WASHINGTON, D.C., U.S. — The effects of African swine fever (ASF) on feed demand may not be as caustic as initially expected, according to a Dec. 16 Global Agricultural Information Network report from the U.S. Department of Agriculture (USDA).
The Philippine government has made efforts to slow ASF’s spread by placing measures on the movement of hogs, pork products and feed ingredients.
As a result of dampening the spread of ASF, the USDA lowered its market year 2019-20 feed wheat consumption estimate from a decline of 300,000 tonnes to 100,000 tonnes.
The country’s rice sector experienced a set back by Typhoon Kammuri, the strongest storm to hit the country this year, which according to the USDA caused $74 million in farm sector damages.
Rice production for market year 2019-20 is revised downward due to damage from the typhoon, reduction in harvested area and insufficient water supply.
“An estimated 105,000 tonnes of paddy in 78,000 hectares of rice were affected due to the typhoon,” the USDA said. “The downward revisions are steeper as a result of the continued decline in paddy prices, which will force some farmers to shift away from rice cultivation in 2019-20.”

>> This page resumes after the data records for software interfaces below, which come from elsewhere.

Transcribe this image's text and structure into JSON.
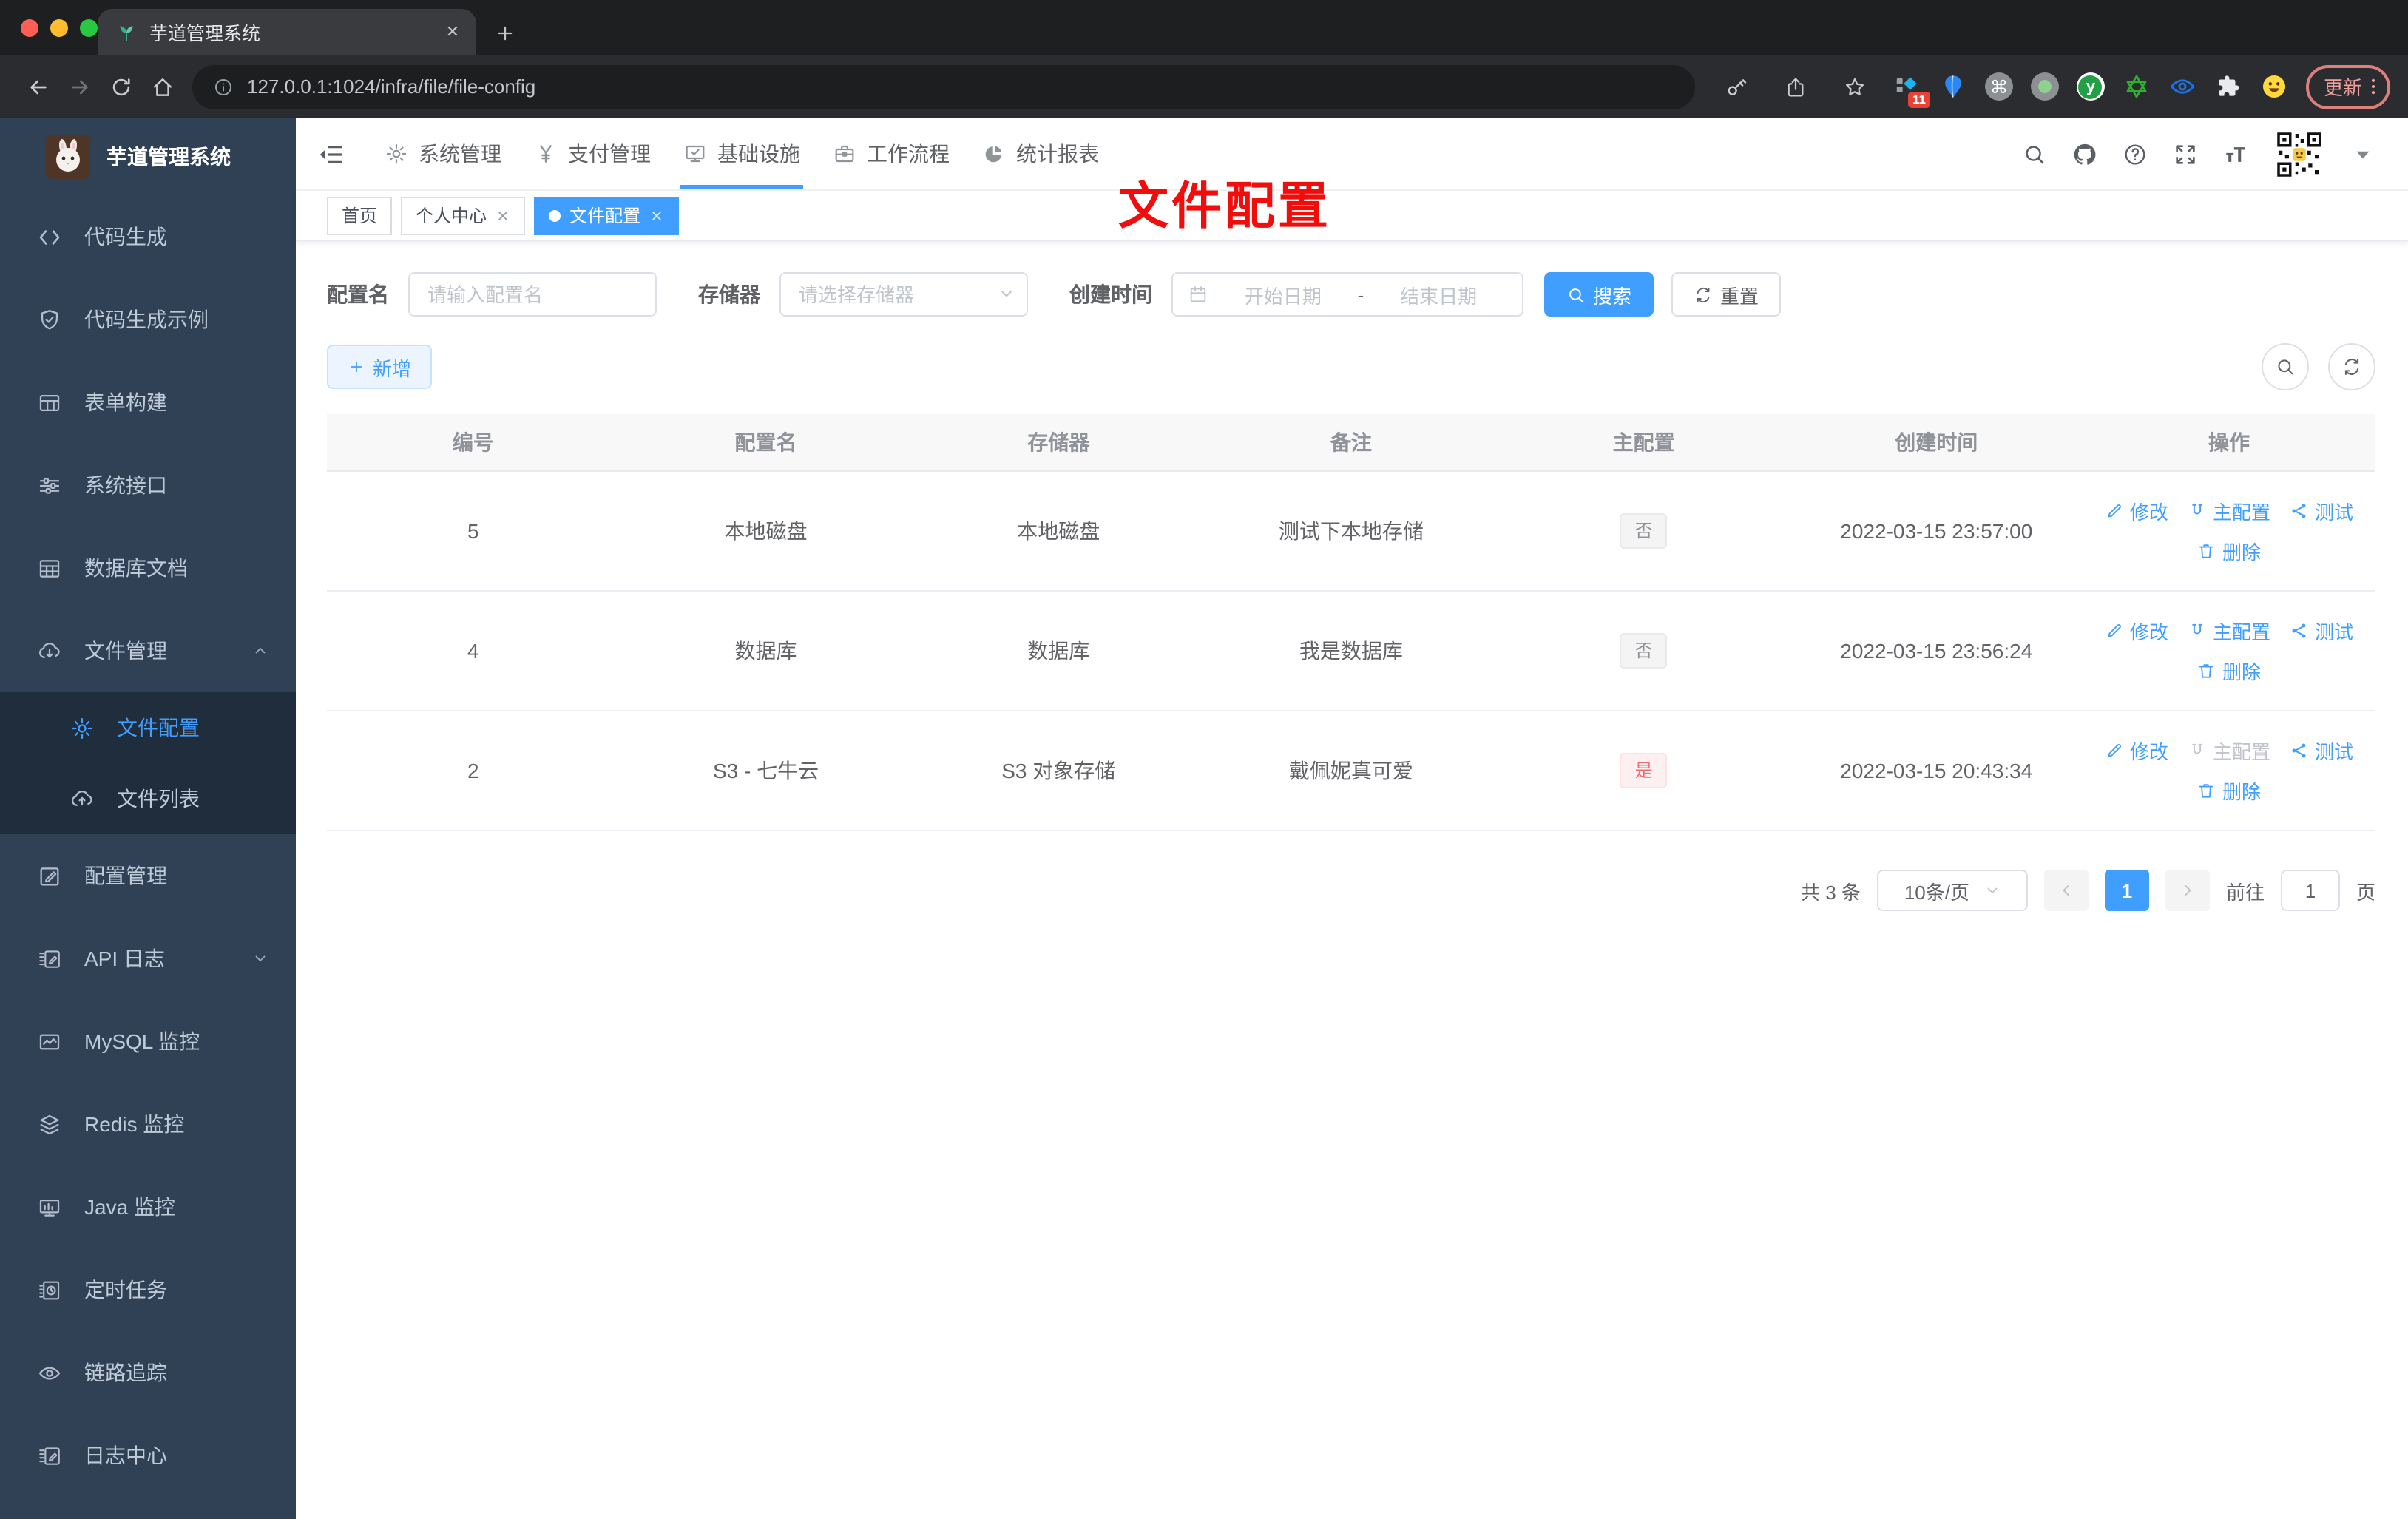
{
  "browser": {
    "tab_title": "芋道管理系统",
    "url": "127.0.0.1:1024/infra/file/file-config",
    "extension_badge": "11",
    "update_label": "更新"
  },
  "sidebar": {
    "title": "芋道管理系统",
    "items": [
      {
        "label": "代码生成",
        "icon": "code"
      },
      {
        "label": "代码生成示例",
        "icon": "shield-check"
      },
      {
        "label": "表单构建",
        "icon": "form"
      },
      {
        "label": "系统接口",
        "icon": "sliders"
      },
      {
        "label": "数据库文档",
        "icon": "grid"
      },
      {
        "label": "文件管理",
        "icon": "cloud-down"
      },
      {
        "label": "文件配置",
        "icon": "gear"
      },
      {
        "label": "文件列表",
        "icon": "cloud-up"
      },
      {
        "label": "配置管理",
        "icon": "pen-square"
      },
      {
        "label": "API 日志",
        "icon": "doc-pen"
      },
      {
        "label": "MySQL 监控",
        "icon": "chart-monitor"
      },
      {
        "label": "Redis 监控",
        "icon": "layers"
      },
      {
        "label": "Java 监控",
        "icon": "monitor"
      },
      {
        "label": "定时任务",
        "icon": "schedule"
      },
      {
        "label": "链路追踪",
        "icon": "eye"
      },
      {
        "label": "日志中心",
        "icon": "doc-pen"
      }
    ]
  },
  "topnav": {
    "items": [
      {
        "label": "系统管理",
        "icon": "gear"
      },
      {
        "label": "支付管理",
        "icon": "yen"
      },
      {
        "label": "基础设施",
        "icon": "infra"
      },
      {
        "label": "工作流程",
        "icon": "briefcase"
      },
      {
        "label": "统计报表",
        "icon": "pie"
      }
    ]
  },
  "tags": {
    "items": [
      {
        "label": "首页"
      },
      {
        "label": "个人中心"
      },
      {
        "label": "文件配置"
      }
    ]
  },
  "annotation": "文件配置",
  "filters": {
    "name_label": "配置名",
    "name_placeholder": "请输入配置名",
    "storage_label": "存储器",
    "storage_placeholder": "请选择存储器",
    "date_label": "创建时间",
    "date_start": "开始日期",
    "date_separator": "-",
    "date_end": "结束日期",
    "search_label": "搜索",
    "reset_label": "重置"
  },
  "toolbar": {
    "add_label": "新增"
  },
  "table": {
    "columns": [
      "编号",
      "配置名",
      "存储器",
      "备注",
      "主配置",
      "创建时间",
      "操作"
    ],
    "actions": {
      "edit": "修改",
      "master": "主配置",
      "test": "测试",
      "remove": "删除"
    },
    "rows": [
      {
        "id": "5",
        "name": "本地磁盘",
        "storage": "本地磁盘",
        "remark": "测试下本地存储",
        "master": "否",
        "created": "2022-03-15 23:57:00"
      },
      {
        "id": "4",
        "name": "数据库",
        "storage": "数据库",
        "remark": "我是数据库",
        "master": "否",
        "created": "2022-03-15 23:56:24"
      },
      {
        "id": "2",
        "name": "S3 - 七牛云",
        "storage": "S3 对象存储",
        "remark": "戴佩妮真可爱",
        "master": "是",
        "created": "2022-03-15 20:43:34"
      }
    ]
  },
  "pagination": {
    "total": "共 3 条",
    "page_size": "10条/页",
    "page": "1",
    "goto": "前往",
    "goto_value": "1",
    "unit": "页"
  },
  "colors": {
    "accent": "#409eff",
    "danger": "#f56c6c",
    "sidebar_bg": "#304156",
    "submenu_bg": "#1f2d3d",
    "annotation_red": "#f20d0d"
  }
}
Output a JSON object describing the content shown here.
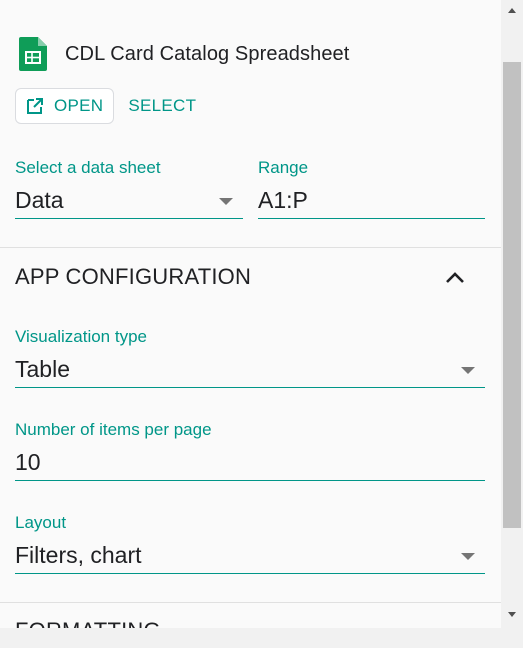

The USDA expects an increase in rice imports as a result of reduce production, estimating a 200,000 tonne increase.